This weekend, while the air hung heavy with ash, there was a battle between alt-right and alt-left protesters in Portland. The scene was something out of post-WWI Germany, with violence in the streets and the police letting the two groups of thugs beat each other up. I have little sympathy with either the radicals of the left or the radicals of the right, not being a person inclined to revolutionary violence and being sufficiently eccentric and outspoken to make myself a pretty obvious target in any unfree regime. Both sides of protesters are of the kind that is content to see the country burn so long as they are able to bring their revolution into being. Since I am far more concerned about the well-being of the people at large than any sort of ideology, I simply try to avoid such people and such situations as much as possible.
Why was there ash in the air? I wondered this morning what was up when I walked outside to see a coat of something on my car that looked suspiciously like soot.

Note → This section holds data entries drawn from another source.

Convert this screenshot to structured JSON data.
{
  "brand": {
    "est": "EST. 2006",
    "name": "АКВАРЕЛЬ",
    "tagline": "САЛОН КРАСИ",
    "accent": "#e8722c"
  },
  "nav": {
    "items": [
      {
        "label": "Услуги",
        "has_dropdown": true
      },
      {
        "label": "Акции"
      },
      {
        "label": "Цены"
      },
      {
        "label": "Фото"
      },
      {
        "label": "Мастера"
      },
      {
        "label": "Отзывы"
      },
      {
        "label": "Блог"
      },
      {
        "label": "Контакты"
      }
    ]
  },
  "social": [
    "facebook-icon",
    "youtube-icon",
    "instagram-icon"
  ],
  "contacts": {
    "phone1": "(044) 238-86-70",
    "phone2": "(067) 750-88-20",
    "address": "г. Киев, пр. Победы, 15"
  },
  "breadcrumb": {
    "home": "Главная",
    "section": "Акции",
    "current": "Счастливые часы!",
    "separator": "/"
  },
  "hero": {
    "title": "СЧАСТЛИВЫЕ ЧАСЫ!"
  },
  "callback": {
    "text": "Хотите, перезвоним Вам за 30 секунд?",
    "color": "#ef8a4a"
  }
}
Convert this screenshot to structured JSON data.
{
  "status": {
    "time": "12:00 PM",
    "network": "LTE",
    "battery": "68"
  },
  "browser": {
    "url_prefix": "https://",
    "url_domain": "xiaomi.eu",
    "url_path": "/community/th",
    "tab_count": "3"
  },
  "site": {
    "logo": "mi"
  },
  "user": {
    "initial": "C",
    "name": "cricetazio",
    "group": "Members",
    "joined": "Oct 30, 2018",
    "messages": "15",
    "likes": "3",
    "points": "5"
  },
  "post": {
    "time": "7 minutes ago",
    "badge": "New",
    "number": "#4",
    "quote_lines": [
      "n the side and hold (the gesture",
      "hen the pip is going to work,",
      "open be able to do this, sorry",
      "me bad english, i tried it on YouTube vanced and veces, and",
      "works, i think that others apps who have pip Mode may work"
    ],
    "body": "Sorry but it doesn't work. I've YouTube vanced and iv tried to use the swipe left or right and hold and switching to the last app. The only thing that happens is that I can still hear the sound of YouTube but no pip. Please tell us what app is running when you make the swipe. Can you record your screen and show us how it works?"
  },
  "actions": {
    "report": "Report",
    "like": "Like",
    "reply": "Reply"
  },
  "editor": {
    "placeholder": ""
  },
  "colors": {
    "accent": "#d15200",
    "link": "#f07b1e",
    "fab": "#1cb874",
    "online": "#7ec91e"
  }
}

A bit of research led me to discover that the Columbia River Gorge is on fire, thanks apparently to some firecracks from a couple of youth whose efforts have set ablaze a large portion of the forest from the area of Troutdale east a fair bit, a fire that has jumped over the Colombia River and is now going in Washougal as well. Nor is Oregon the only state suffering from fire woes, as the West as a whole is bone dry and a tinder box that is being set ablaze one state and one area at a time. Much of the area as gone without much rain all summer long and the extended heat waves and a bit of carelessness and blind chance have made things dangerous for many people. To be sure, this is not my first experience with wildfires, far from it, but it is not an experience I personally relish, being a person who is somewhat sensitive to air conditions .
Meanwhile, while dealing with a forest fire that sadly does not smell like a tasty BBQ, I have been concerned about the news on the hurricane front. Just a few days after many friends and acquaintances of mine dealt with massive flooding as a result of the soon-to-be-retired Hurricane Harvey, a category 5 hurricane with the unfriendly name of Irma is now bearing down on the northern part of the Leeward Islands The forecast for this storm takes it to the north of the Greater Antilles and sends it into the Gulf of Mexico by the end of the week to do damage to Florida and the eastern Gulf Coast. It is a somewhat surreal experience to be dealing with the shortage of rain in one part of the country while reflecting on the fact that there is far too much of it in other parts . One looks at the photos of Florida grocery stores being completely emptied by people looking to make their last minute hurricane preparations and the logistics networks being unable to cope with such a change, and one thinks about the fact that civilization is a rather narrow achievement in such times as we have.
It is in times like these that I think of the conditional promises made to Israel in Leviticus 26:3-5: “If you walk in My statutes and keep My commandments, and perform them, then I will give you rain in its season, the land shall yield its produce, and the trees of the field shall yield their fruit. Your threshing shall last till the time of vintage, and the vintage shall last till the time of sowing; you shall eat your bread to the full, and dwell in your land safely.” Let us note that this is a conditional promise from one of the two blessings and curses chapter (the other one being Deuteronomy 28), and the absence of the proper amount of rain in the proper times at the proper locations, especially when this is not an isolated situation but a regular pattern, signifies a warning sign for us to pay attention to. But will we shake our head at the sky and call such disasters an act of God rather than an opportunity to reflect on why such disasters are coming upon us?
 See, for example:
 See, for example: